There are several dedicated dive resorts around Belize. Another option for hard-core divers is to stay on a live-aboard dive boat. These midsize vessels usually carry from between 10 to 20 divers in private staterooms. The boats feature fully equipped dive operations and a host of amenities. One of the advantages here is that you get to hit several of the top reef and atoll sites in a weeklong vacation.

Almost every beach resort in Belize, as well as most hotels in Belize City, either has its own dive shop and operation or can hook you up with a local crew. Below are listed a couple of live-aboard operations, and a couple of the best dedicated dive resorts in Belize.

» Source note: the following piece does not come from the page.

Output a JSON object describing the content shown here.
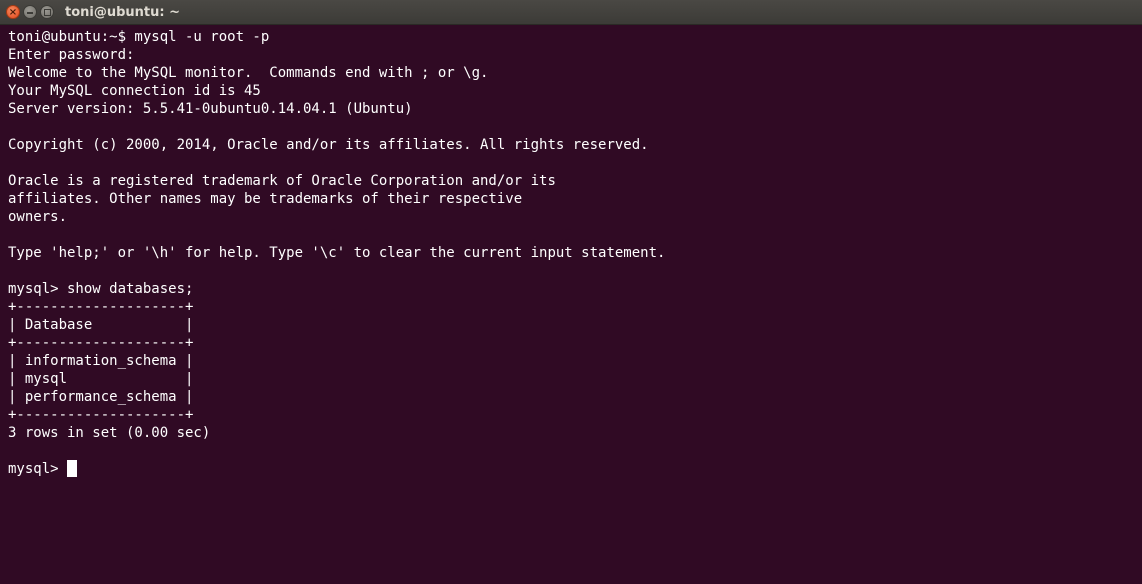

Note: While many of the beach and island hotels and all of the dive shops in Belize have snorkeling and diving gear for rent, you might consider bringing your own. If nothing else, bring your own mask. A good, properly fitting mask is the single most important factor in predicting the success of a dive outing. Faces come in all sizes and shapes, and I really recommend finding a mask that gives you a perfect fit. Fins are a lesser concern, as most operators should have fins to fit your feet. As for your own snorkel, well, in this day and age, I think you should want your own. If you plan on going out snorkeling or diving more than a few times, the investment will more than pay for itself.

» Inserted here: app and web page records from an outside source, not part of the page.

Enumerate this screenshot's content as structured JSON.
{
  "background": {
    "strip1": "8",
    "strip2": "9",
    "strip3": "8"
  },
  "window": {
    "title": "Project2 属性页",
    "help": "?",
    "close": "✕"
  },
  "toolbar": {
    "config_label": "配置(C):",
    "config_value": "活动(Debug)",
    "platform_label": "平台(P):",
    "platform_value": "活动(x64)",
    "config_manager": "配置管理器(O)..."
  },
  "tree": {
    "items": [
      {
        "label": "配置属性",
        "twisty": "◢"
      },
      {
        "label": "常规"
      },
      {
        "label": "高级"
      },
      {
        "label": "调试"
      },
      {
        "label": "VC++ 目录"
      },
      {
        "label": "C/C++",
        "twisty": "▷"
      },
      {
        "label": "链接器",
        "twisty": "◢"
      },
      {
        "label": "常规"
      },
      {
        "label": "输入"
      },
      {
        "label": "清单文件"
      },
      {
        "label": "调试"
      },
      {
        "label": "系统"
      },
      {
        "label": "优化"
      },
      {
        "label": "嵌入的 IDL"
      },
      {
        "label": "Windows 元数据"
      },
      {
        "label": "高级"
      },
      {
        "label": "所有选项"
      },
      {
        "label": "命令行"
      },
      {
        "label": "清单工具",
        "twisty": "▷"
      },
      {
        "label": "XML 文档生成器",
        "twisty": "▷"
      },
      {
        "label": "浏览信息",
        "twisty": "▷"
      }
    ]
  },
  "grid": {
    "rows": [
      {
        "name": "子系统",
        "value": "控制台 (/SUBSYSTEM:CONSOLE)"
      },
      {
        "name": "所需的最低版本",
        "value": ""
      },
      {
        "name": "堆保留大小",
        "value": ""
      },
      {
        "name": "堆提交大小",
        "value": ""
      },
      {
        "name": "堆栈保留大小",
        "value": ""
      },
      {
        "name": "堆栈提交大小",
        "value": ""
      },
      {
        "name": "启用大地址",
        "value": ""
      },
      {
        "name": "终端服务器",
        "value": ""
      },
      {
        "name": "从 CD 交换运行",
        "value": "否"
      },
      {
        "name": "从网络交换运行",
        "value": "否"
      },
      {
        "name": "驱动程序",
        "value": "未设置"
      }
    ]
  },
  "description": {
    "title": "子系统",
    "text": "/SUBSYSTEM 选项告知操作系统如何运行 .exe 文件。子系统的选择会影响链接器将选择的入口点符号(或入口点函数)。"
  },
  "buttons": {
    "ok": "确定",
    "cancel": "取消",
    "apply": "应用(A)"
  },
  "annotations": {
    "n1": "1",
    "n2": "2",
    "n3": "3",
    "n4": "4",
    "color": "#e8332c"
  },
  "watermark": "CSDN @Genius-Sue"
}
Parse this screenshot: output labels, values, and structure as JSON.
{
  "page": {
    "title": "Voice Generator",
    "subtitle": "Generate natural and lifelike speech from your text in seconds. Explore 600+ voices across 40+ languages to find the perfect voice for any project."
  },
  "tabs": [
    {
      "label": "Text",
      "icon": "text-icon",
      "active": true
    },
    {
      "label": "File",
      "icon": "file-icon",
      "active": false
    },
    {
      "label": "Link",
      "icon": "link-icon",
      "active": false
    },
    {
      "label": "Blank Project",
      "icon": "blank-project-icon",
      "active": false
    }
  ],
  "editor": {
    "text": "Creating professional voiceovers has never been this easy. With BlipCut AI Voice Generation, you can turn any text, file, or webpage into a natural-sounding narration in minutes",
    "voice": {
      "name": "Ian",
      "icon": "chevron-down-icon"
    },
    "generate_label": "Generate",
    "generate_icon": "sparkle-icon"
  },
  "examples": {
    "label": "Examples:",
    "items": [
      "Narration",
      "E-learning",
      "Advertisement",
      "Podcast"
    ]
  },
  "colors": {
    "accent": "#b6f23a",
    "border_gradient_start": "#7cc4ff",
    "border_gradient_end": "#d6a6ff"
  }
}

Live-Aboard Dive Boats

Aggressor Fleet (tel. 800/348-2628 or 985/385-2628 in the U.S.; www.aggressor.com) has the 34m (110-ft.) Aggressor III, a comfortable dive boat with deluxe staterooms. Rates cost around US$2,300 to US$2,900 per week (£1,219-£1,537).

Peter Hughes Diving (tel. 800/932-6237 or 305/669-9391 in the U.S.; www.peterhughes.com) runs the Sundancer II, a 42m (138-ft.) yacht with 10 staterooms. Rates range from US$2,200 to US$2,400 per week (£1,166-£1,272).

Tip: Both boats are very comfortable and well equipped, with full dive and photo-lab operations, rental equipment, attentive service, and plenty of deck and lounge areas. Each boat has one or two master staterooms with a queen-size bed for couples. The Aggressor III features TVs and VCRs in every stateroom, and even has a hot tub on the upper deck. Couples will probably prefer the Aggressor III's wider lower bunk of their staggered quasi-bunk bed arrangement, while buddies traveling together may be more comfortable with the two separate single beds in the standard staterooms on the Sundancer II.

When a Package Isn't a Deal -- While it's often tempting to purchase all-inclusive dive packages before coming to Belize, this limits your flexibility. For example, if the weather and water are really rough, you're already committed, even though you might prefer taking an inland tour to a Mayan ruin instead of a rough dive.

Diving Resorts & Outfitters

Hamanasi (tel. 877/552-3483 in the U.S., or 520-7073; www.hamanasi.com) is an excellent dive resort located on a beautiful patch of beach south of Hopkins Village. The location grants good access to a wide range of dive sites, including the outer atolls.

Capturing It on Film -- No longer is underwater photography and video the exclusive realm of professionals with very expensive equipment. Generic and custom waterproof housings can be purchased for most modern digital still and video cameras. However, if you don't own your own underwater camera or casing, you might want to bring one or more cheap, disposable waterproof or underwater cameras. Alternatively, many dive shops will rent professional or semiprofessional underwater still and video cameras for about US$20 to US$40 (£11-£21) per day.

Note: This information was accurate when it was published, but can change without notice. Please be sure to confirm all rates and details directly with the companies in question before planning your trip.